With the cloud, not only are apps and systems going virtual, but also developer workflows. It might seem obvious in hindsight, but a Web-only developer workflow is possible right now, and it works. Read on to find out what this means for you.
The past and the future
Way back in the mists of time, at an SAP TechEd conference in the early 2000s, I saw the future. It was in the shape of a small box, with a credit card sized slot, and it was then billed as the JavaStation. It was a small network computer from Sun.
The idea of a network computer wasn't exactly new, and wasn't that different to the X terminal concept. What completely bowled me over was the seemingly magic session managment, that was based around a physical credit card sized identity module. You could "hot-remove" it from the JavaStation you were at, walk over to another, insert it, and see your session recreated instantly on that new network computer.
It must have made a lasting impression on me, because I can still remember the experience as if it was yesterday. As I cut my young computing teeth on terminal-based computing, and indeed built my own X terminals for kicks, I was no stranger to the power and utility of the computing architecture of the day - minicomputers and mainframe computers housed in some remote facility, to which you were connected via a generic interface (a VT100 or 3270 type terminal, or an X terminal) that itself had little relevant computing horsepower - just enough to achieve connectivity and display.
The present and the future
Fast forward to today, with the SAP HANA Cloud Platform (HCP) rapidly becoming the goto platform for new apps, and extensions to existing apps, and the meeting point for on-premise and other cloud systems.
One of the subscriptions available within this Platform-as-a-Service (PaaS) offering is the SAP Web IDE - a still relatively young but already very accomplished Interactive Development Environment (IDE). While not everyone's current primary environment for experimentation and development, it is already far beyond just being a serviceable tool for building apps.
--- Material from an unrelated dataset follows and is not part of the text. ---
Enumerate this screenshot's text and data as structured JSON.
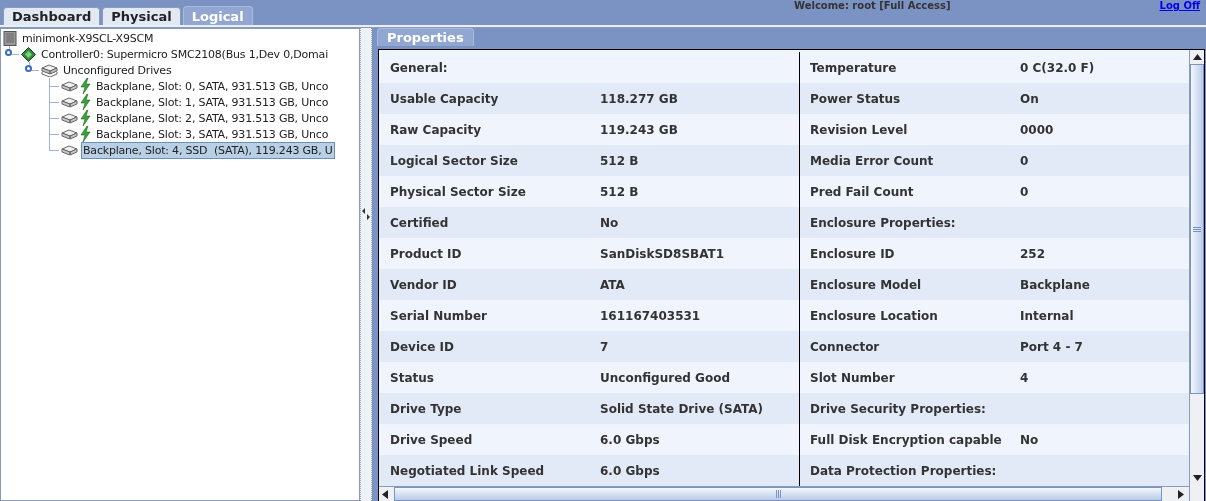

If you step back and look at the bigger picture that SAP has for its cloud platform offering as a whole, the SAP Web IDE is an incredibly important artifact on the roadmap that SAP envisions (briefly: on premise standard, custom extensions and new apps in the cloud).
And when you couple the SAP Web IDE with some of the other facilities that come as standard with SAP HCP - such as a git repository server for source code management, automatic deployment mechanisms, and the Destinations facility within the wider connectivity services, you have everything you need to build non-trivial apps that reach out to SAP and non-SAP systems. Furthermore, significant facilities within the SAP Web IDE are being added on a regular basis.
SAP Inside Track Sheffield 2015
And so the story turns to an event earlier this month - SAP Inside Track Sheffield. On Day 2 of this event, I led an all day workshop on Fiori and UI5 development (if you're interested, I've made the exercise document available here: Fiori Products App Development Workshop - Exercise Document).
The facilities at Sheffield Hallam University, our awesome hosts for the event (thanks to Steve Lofthouse), were great, and even extended to proper classrooms for the breakout sessions and workshop. On the day of the workshop, I arrived to set up. We had been given optional access to the PCs in the classroom - student PCs and an instructor PC at the front. These PCs were run of the mill, nothing wrong with them per se, although they were less than ideal as usable workstations, in that they were running Microsoft Windows, in lieu of a proper operating system. But what they all did have was a modern web browser - Chrome.
SAP HCP administration, and access to all HCP's facilities, is via a cockpit that is web based (and built on UI5, of course). The SAP Web IDE is also browser based (and also built with UI5, along with Orion).
I'd never used this particular instructor PC before, nor had the workshop attendees ever used the student PCs in front of them. But all they needed was to fire up Chrome and connect to their HCP trial accounts, from where they could manage their app software, define destinations, access reference source code on Github, and use the SAP Web IDE to develop, test and then deploy their solutions to the workshop exercises. And inevitably (and intentionally) debug those apps, in flight, too (using the super powerful Chrome Developer Tools).
Developer workflow and productivity
While we weren't working on JavaStations, we were enjoying the equivalent power and approach that those early network computers championed. Our whole development workflow, even my own workshop design, preparation and documentation, was all done from a single facility - a web browser. Granted, that web browser instance was mostly on my laptop, but that's just because that's the workstation to which I have closest physical access.
But I've tweaked and extended the workshop on various machines over the workshop's history, and used different machines to deliver it too. The link between my work, my environment and the physical machine I happen to be using is very loose; I can switch between web browsers on different machines as easily (perhaps not as magically) as was demonstrated with the JavaStation session management facilities.
With the advent of the cloud, combined with the web, developer workflow is changing, and developer productivity for many of your SAP projects, in the context of HCP and SAP's strategic direction for itself and its customers (you and me), is moving towards this idea of a modern take on the network computer. I'd argue that for many SAP Fiori extension projects, to take a relevant example of the work that goes on today, all one needs is a browser.
Embrace what HCP has to offer, understand what SAP's direction is in this regard, and ready yourself for the cloud, the new mainframe, with the simpler workstation software requirements that go hand in hand with that. Developer workflows that exist entirely in the cloud are here today.